In wealth management there is no such thing as an “invisible hand”, which economist Adam Smith described as the growth-driving result of a free market economy in his “Inquiry into the Nature and Causes of the Wealth of Nations”, published in 1776. In fact, private bankers must work hard to lure High net worth individuals (HNWI) and Ultra-HNWI (clients with over $1m and over $30m at their disposal).
Take Swiss private banks Sarasin and Clariden Leu. Although both financial institutions have been in the DIFC since 2005 and 2007 respectively, they opened representative offices in Abu Dhabi in late 2010. Their moves were obviously not a luxury, but a necessity. According to one private banker: “Emirati investors in Abu Dhabi do not spend much time talking to you if you do not run an office in the UAE capital.”
Different stages of development
Islamic banking is likewise a necessity for any bank which aims to position itself strategically not only in Dubai, Doha and Riyadh but also in North Africa. Banks in post-revolutionary Egypt and Tunisia have taken steps to rival their peers in the Gulf region. But while the former states are more keen on developing Islamic retail banking in order to help SMEs to get on their feet, the GCC’s Islamic finance industry is miles ahead. Wealth management in line with Shari’ah is considered the “missing link” between Islamic Corporate Banking and Islamic Retail Banking.
Islamic Wealth management is mushrooming in the UAE. Barclays Bank Middle East has recently obtained a licence to operate an Islamic window within their branch in the DIFC. RBS Coutts, the private banking arm of the Royal Bank of Scotland announced last week that it has applied for a banking license to operate the DIFC and is aiming to hire 40 relationship managers by 2015.
“Basle” does not stand solely for regulation
According to Syrian-born Fares Mourad, Managing Director and Head of Islamic Finance at Swiss private bank Sarasin, which operates in the Gulf region in a joint venture with Alpen Capital: “Sarasin is currently the only private bank in Europe that offers customized solutions for cases which had been almost set under a taboo in the Islamic world, such as complex heritage cases or international real estate management and its related tax management.”

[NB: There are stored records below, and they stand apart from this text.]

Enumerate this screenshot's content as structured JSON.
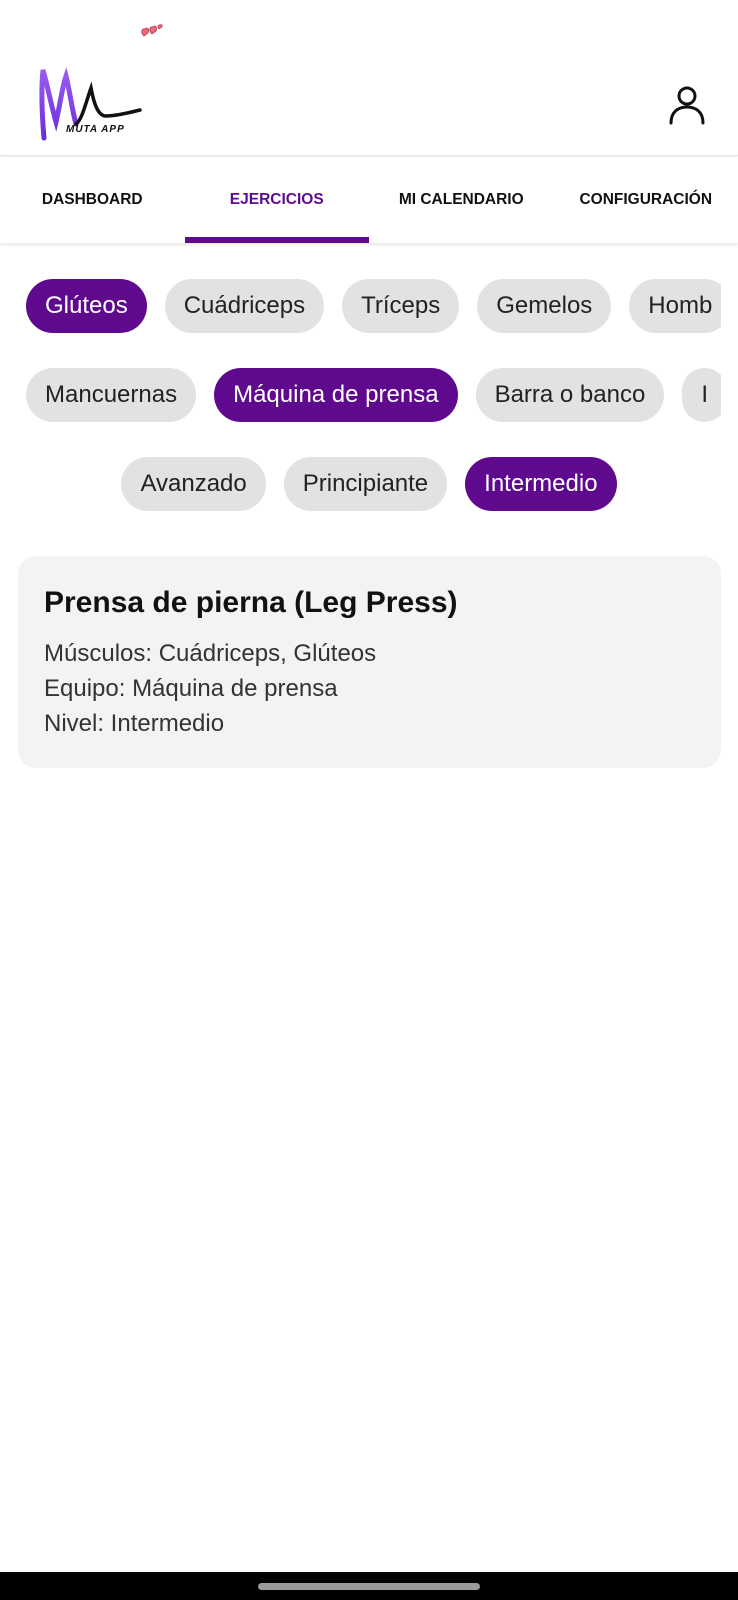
{
  "header": {
    "logo_text": "MUTA APP",
    "profile_icon": "user-icon"
  },
  "tabs": [
    {
      "label": "DASHBOARD",
      "active": false
    },
    {
      "label": "EJERCICIOS",
      "active": true
    },
    {
      "label": "MI CALENDARIO",
      "active": false
    },
    {
      "label": "CONFIGURACIÓN",
      "active": false
    }
  ],
  "filters": {
    "muscles": [
      {
        "label": "Glúteos",
        "selected": true
      },
      {
        "label": "Cuádriceps",
        "selected": false
      },
      {
        "label": "Tríceps",
        "selected": false
      },
      {
        "label": "Gemelos",
        "selected": false
      },
      {
        "label": "Homb",
        "selected": false
      }
    ],
    "equipment": [
      {
        "label": "Mancuernas",
        "selected": false
      },
      {
        "label": "Máquina de prensa",
        "selected": true
      },
      {
        "label": "Barra o banco",
        "selected": false
      },
      {
        "label": "I",
        "selected": false
      }
    ],
    "levels": [
      {
        "label": "Avanzado",
        "selected": false
      },
      {
        "label": "Principiante",
        "selected": false
      },
      {
        "label": "Intermedio",
        "selected": true
      }
    ]
  },
  "exercise": {
    "title": "Prensa de pierna (Leg Press)",
    "muscles": "Músculos: Cuádriceps, Glúteos",
    "equipment": "Equipo: Máquina de prensa",
    "level": "Nivel: Intermedio"
  },
  "colors": {
    "accent": "#5f0a8e",
    "chip_bg": "#e2e2e2",
    "card_bg": "#f3f3f3"
  }
}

Gary Dugan, the Chief Investment Officer Private Banking at Emirates NBD, says that for Arab HNWI “there is no reason any more to fly out money to Switzerland, since Dubai has proven during the Arab Spring that it is a safe harbour within the Middle East”. Dugan adds: “Our booking centres in Dubai, London and Singapore prove that we are well established in the world centres of Islamic Finance.”
But for conventional banks the scope has shrunk and expanded at the same time. While Qatar does not allow conventional banks to offer Islamic banking any more, Oman’s Sultan Qaboos has allowed Islamic Finance in a decree earlier this year. Sarasin-Alpen acted fast to obtain a licence to offer Shari’ah-finance. But there is competition: HSBC Amanah, the UAE’s local Falcon Private Bank in Abu Dhabi and Geneva-based Pictet also offer customised Shari’ah-compliant solutions. The pieces in the Islamic Wealth Management jigsaw are yet to be set.